12 Reasons Beauty And The Beast Is Hands-Down The Best Disney Movie Ever Made
Why do you love Beauty and the Beast? This fairy-tale-turned-Disney film has become one of the studio’s most enduring classics, often ranking with The Lion King and Aladdin as one of the best Disney films of all time. The film won overwhelming praise from critics and audiences alike, and even became the first animated film to be nominated for an Oscar.
Unlike the characters featured in previous Disney films, Beauty and the Beast starred a new and progressive type of heroine in its protagonist, Belle. She still remains a role model for young girls, with her fierce independence, her love of books, and her hunger for adventure. Her character alone is reason enough to justify why Beauty and the Beast is the best.With its amazing music and compelling story, Beauty and the Beast is sure to continue enchanting viewers and will remain one of the best Disney cartoons of all time. Read through this list, and vote up the reasons why Beauty and the Beast rules.
- 1450 VOTES
It Teaches That Inner Beauty Is More Important Than Outer BeautyPhoto: Disney
This movie reminds audiences not to judge a book by its cover. A beautiful girl like Belle might be expected to end up with an equally attractive mate - even Gaston suggests that this is the norm. Instead, the film flips that script, and Belle falls for the kindly Beast instead. The handsome, but vile, Gaston is shown to be the ugliest character of them all.

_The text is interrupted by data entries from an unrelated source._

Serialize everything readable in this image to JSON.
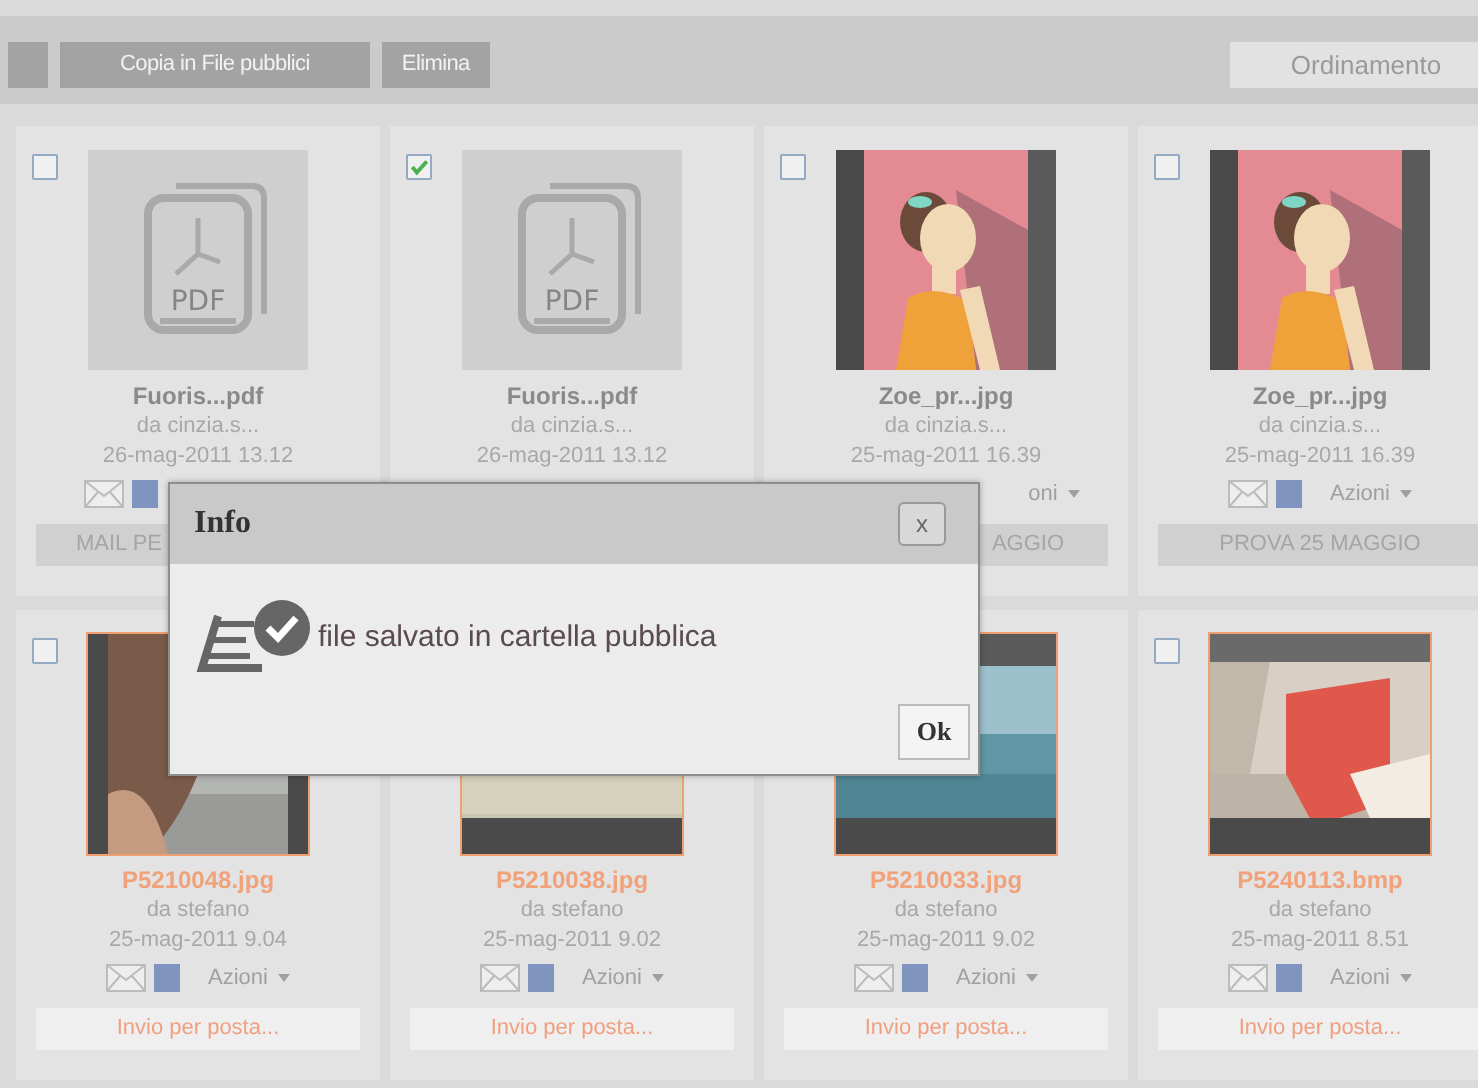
{
  "toolbar": {
    "buttons": [
      "Copia in File pubblici",
      "Elimina"
    ],
    "sort_button": "Ordinamento"
  },
  "files": [
    {
      "kind": "pdf",
      "pdf_label": "PDF",
      "checked": false,
      "highlighted": false,
      "name": "Fuoris...pdf",
      "author": "da cinzia.s...",
      "date": "26-mag-2011 13.12",
      "share_icons": true,
      "tag": {
        "text": "MAIL PE",
        "kind": "label",
        "cut_end": true
      }
    },
    {
      "kind": "pdf",
      "pdf_label": "PDF",
      "checked": true,
      "highlighted": false,
      "name": "Fuoris...pdf",
      "author": "da cinzia.s...",
      "date": "26-mag-2011 13.12",
      "share_icons": false
    },
    {
      "kind": "picture",
      "checked": false,
      "highlighted": false,
      "name": "Zoe_pr...jpg",
      "author": "da cinzia.s...",
      "date": "25-mag-2011 16.39",
      "share_icons": false,
      "actions": {
        "text": "oni",
        "cut_start": true
      },
      "tag": {
        "text": "AGGIO",
        "kind": "label",
        "cut_start": true
      }
    },
    {
      "kind": "picture",
      "checked": false,
      "highlighted": false,
      "name": "Zoe_pr...jpg",
      "author": "da cinzia.s...",
      "date": "25-mag-2011 16.39",
      "share_icons": true,
      "actions": {
        "text": "Azioni"
      },
      "tag": {
        "text": "PROVA 25 MAGGIO",
        "kind": "label"
      }
    },
    {
      "kind": "picture",
      "checked": false,
      "highlighted": true,
      "name": "P5210048.jpg",
      "author": "da stefano",
      "date": "25-mag-2011 9.04",
      "share_icons": true,
      "actions": {
        "text": "Azioni"
      },
      "tag": {
        "text": "Invio per posta...",
        "kind": "link"
      }
    },
    {
      "kind": "picture",
      "highlighted": true,
      "name": "P5210038.jpg",
      "author": "da stefano",
      "date": "25-mag-2011 9.02",
      "share_icons": true,
      "actions": {
        "text": "Azioni"
      },
      "tag": {
        "text": "Invio per posta...",
        "kind": "link"
      }
    },
    {
      "kind": "picture",
      "highlighted": true,
      "name": "P5210033.jpg",
      "author": "da stefano",
      "date": "25-mag-2011 9.02",
      "share_icons": true,
      "actions": {
        "text": "Azioni"
      },
      "tag": {
        "text": "Invio per posta...",
        "kind": "link"
      }
    },
    {
      "kind": "picture",
      "checked": false,
      "highlighted": true,
      "name": "P5240113.bmp",
      "author": "da stefano",
      "date": "25-mag-2011 8.51",
      "share_icons": true,
      "actions": {
        "text": "Azioni"
      },
      "tag": {
        "text": "Invio per posta...",
        "kind": "link"
      }
    }
  ],
  "dialog": {
    "title": "Info",
    "close": "x",
    "message": "file salvato in cartella pubblica",
    "ok": "Ok"
  }
}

- 2438 VOTES
That Ballroom Scene Is EpicPhoto: Disney
The ballroom scene is memorable for a reason. From the enchanting music performed by Angela Lansbury to the breathtaking animation, it’s a triumph in filmmaking. It’s also incredibly sweet, as Belle and the Beast share their first dance and begin to see how they fit together. Like Lumière and company, you find yourself cheering on the happy couple.
- 3371 VOTES
Belle Is Fiercely LoyalPhoto: Disney
Belle stands by the people she cares about. The most obvious example is her father, the absent-minded Maurice. Belle repeatedly defends her father and his intelligence when most of the town calls him crazy. She also defends the Beast when the villagers want to kill him. She doesn't care about how any of this reflects on her; all she cares about is protecting her own.
- 4386 VOTES
Belle Is More Progressive Than Former Disney HeroinesPhoto: Disney
Unlike some of her predecessors, one of Belle’s defining characteristics is her intelligence. She’s an avid book reader, visiting her local library regularly and wanting to check out books she’s already read twice. She’s also not a damsel in distress – sure, she needs saving once or twice, but she also does her fair share of rescuing. Belle actively chooses to take her father’s place as the Beast’s captive, and she chases after the Beast when he’s threatened by Gaston. Perhaps most importantly, even though she finds love, romance and marriage aren’t first and foremost on her to-do list - what she wants more than anything is adventure.Audiences might have Hollywood actress Katharine Hepburn to thank for Belle’s characterization. The film’s writer, Linda Woolverton, cited Hepburn as her inspiration for the character. She compared Hepburn’s portrayal of Jo in Little Women to Belle, saying both were “strong, active women who loved to read - and wanted more than life was offering them.”
- 5356 VOTES
The Film Champions IndividualityPhoto: Disney
In this town, being different is not celebrated. Belle is considered weird because she reads, but the villagers tolerate her because she’s pretty. Her father, Maurice, is considered a crackpot because he tries to invent tools that will make life easier for him and his fellow villagers. The Beast is thought to be dangerous because of his appearance. Despite being "different," these characters are the heroes of the film. The story champions enduring life lessons about tolerance and celebrating uniqueness.
- 6363 VOTES
The Prologue Is GorgeousPhoto: Disney
The first two minutes of Beauty and the Beast are spellbinding. The haunting music sends chills down the spine as, like the pictures in a storybook, vibrantly colored stained-glass windows tell how the Beast met his miserable fate. The narration sets the tone for the film and the use of stained glass makes it feel like the tale is truly as old as time.